Rachel Tang: Minds Wide Open
Oct. 7, 2015
Rachel Tang is a senior majoring in journalism and arts/humanities with a specialization in public relations.
As an international student from Singapore, Michigan State has given me an array of opportunities that I never could have dreamed of if I stayed home for my college education.
Last week, I had the chance to participate in the “Minds (Wide) Open: Communication Problem Solving From Two Sides of the World” advertising competition hosted by the Department of Advertising + Public Relations in the College of Communication Arts and Sciences. There were eight teams in total, each consisting of two MSU students and six to seven students from China.
Honestly, as a student specializing in public relations, I didn’t think I would be good enough to participate in the competition. However, having been in this college for three full years and working in it for two, I knew I would regret it if I didn’t at least try to be a part of it. After all, I wrote the story when the group of MSU students went to China last fall and I kicked myself for not finding out about it sooner.
So the second I heard about professor Henry Brimmer bringing the competition here, I jumped on it and asked him how I could get involved. Still unsure of myself at this point, he said, “you may not be in advertising, but you’re still creative.”
Here I am, writing this having come in third place overall in the competition.
The brief that was given to us at the beginning of the competition was a very real problem present at MSU: “How do we get students from China and American students interacting?” It’s not a problem that I face personally, but it’s something I hear come up in conversations on a weekly basis. There are many stereotypes from both sides and it’s extremely difficult to break them.
This is when I realized this competition could really make a difference. The work we would do in a week could actually change things.

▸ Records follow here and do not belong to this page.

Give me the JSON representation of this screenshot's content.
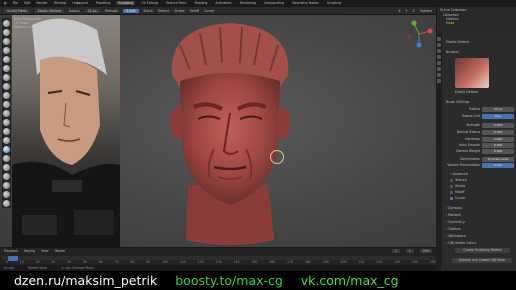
{
  "menu": [
    "File",
    "Edit",
    "Render",
    "Window",
    "Help"
  ],
  "workspaces": [
    "Layout",
    "Modeling",
    "Sculpting",
    "UV Editing",
    "Texture Paint",
    "Shading",
    "Animation",
    "Rendering",
    "Compositing",
    "Geometry Nodes",
    "Scripting"
  ],
  "active_workspace": "Sculpting",
  "tool_header": {
    "tool": "Elastic Deform",
    "mode": "Sculpt Mode",
    "radius_label": "Radius",
    "radius_value": "32 px",
    "strength_label": "Strength",
    "strength_value": "0.200",
    "menus": [
      "Brush",
      "Texture",
      "Stroke",
      "Falloff",
      "Cursor"
    ],
    "symmetry": [
      "X",
      "Y",
      "Z"
    ],
    "options": "Options"
  },
  "viewport": {
    "overlay_title": "User Perspective",
    "overlay_object": "(1) Head",
    "statistics": "Objects  1/1"
  },
  "timeline": {
    "menus": [
      "Playback",
      "Keying",
      "View",
      "Marker"
    ],
    "frame_numbers": [
      "0",
      "10",
      "20",
      "30",
      "40",
      "50",
      "60",
      "70",
      "80",
      "90",
      "100",
      "110",
      "120",
      "130",
      "140",
      "150",
      "160",
      "170",
      "180",
      "190",
      "200",
      "210",
      "220",
      "230",
      "240",
      "250"
    ],
    "current_frame": "1",
    "start": "1",
    "end": "250"
  },
  "statusbar": {
    "left": "Sculpt",
    "mid": "Rotate View",
    "right": "Sculpt Context Menu"
  },
  "outliner": {
    "title": "Scene Collection",
    "items": [
      "Collection",
      "Camera",
      "Head"
    ]
  },
  "properties": {
    "brush_name": "Elastic Deform",
    "section_brushes": "Brushes",
    "section_settings": "Brush Settings",
    "fields": [
      {
        "label": "Radius",
        "value": "32 px"
      },
      {
        "label": "Radius Unit",
        "value": "View"
      },
      {
        "label": "Strength",
        "value": "0.200"
      },
      {
        "label": "Normal Radius",
        "value": "0.500"
      },
      {
        "label": "Hardness",
        "value": "0.000"
      },
      {
        "label": "Auto-Smooth",
        "value": "0.000"
      },
      {
        "label": "Normal Weight",
        "value": "0.000"
      }
    ],
    "deformation_label": "Deformation",
    "deformation_value": "Tri-Scale Grab",
    "volume_label": "Volume Preservation",
    "volume_value": "0.400",
    "subpanels": [
      "Advanced",
      "Texture",
      "Stroke",
      "Falloff",
      "Cursor"
    ],
    "panels": [
      "Dyntopo",
      "Remesh",
      "Symmetry",
      "Options",
      "Workspace",
      "OBJ Vertex Colors"
    ],
    "create_button": "Create Sculpting Palette",
    "bottom_button": "Sample and Create OBJ Mask"
  },
  "banner": {
    "link1": "dzen.ru/maksim_petrik",
    "link2": "boosty.to/max-cg",
    "link3": "vk.com/max_cg",
    "color1": "#ffffff",
    "color2": "#3fd23f",
    "color3": "#4fe04f"
  }
}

I am neither American nor from China, but I speak both English and Mandarin. I’ve also traveled to Shanghai, Beijing and Hong Kong, all of the places that the Chinese students came from, and that made it all the more exciting. I found myself talking about all the foods that we like and had in common and even some of the places I’ve been to and they’ve frequented back home.
One of the students in my group didn’t speak or understand English at all, but we all collectively translated back and forth. There was never any frustration with language and our campaign actually was based on his idea.
We knew that a poster campaign or an activation event would not have lasting results, so we dug deeper.
We asked ourselves, “Who can bring students from the two worlds together?” The answer? “Moms,” and we went straight to work.
Our campaign hit really close to home for me, and also made me the “poster child” for the whole project.
Right before my freshman year started, I made a friend on Facebook through the MSU Class of 2016 Facebook page. We were both journalism majors and found each other in class once school started. These past three years, her family has become my second family; her mom has been the one I’ve turned to for advice that only an American would know, especially since my own mom is so far away.
It was interesting to see, from the perspective of a student neither from China nor from America, how collaborative our team was. Senior advertising major Amy Ruimveld said, “We’re all really different and we have our different strengths, but it was amazing to see how everything came together. We worked seamlessly together.”
I agree. Every voice was heard and incorporated.
We were very lucky to have such talented and dedicated filmmakers, designers, copywriters, creative thinkers and most importantly, storytellers. I think that's what makes our college so unique. No matter what major you are in this college, you are a storyteller.
What each of us brought to the table, we gained tenfold at the end of it.
At the start of the competition, professor Brimmer said the goal was to foster creativity by getting everyone out of his or her comfort zone. Placing students with total strangers equals creativity? He was completely, and utterly, right.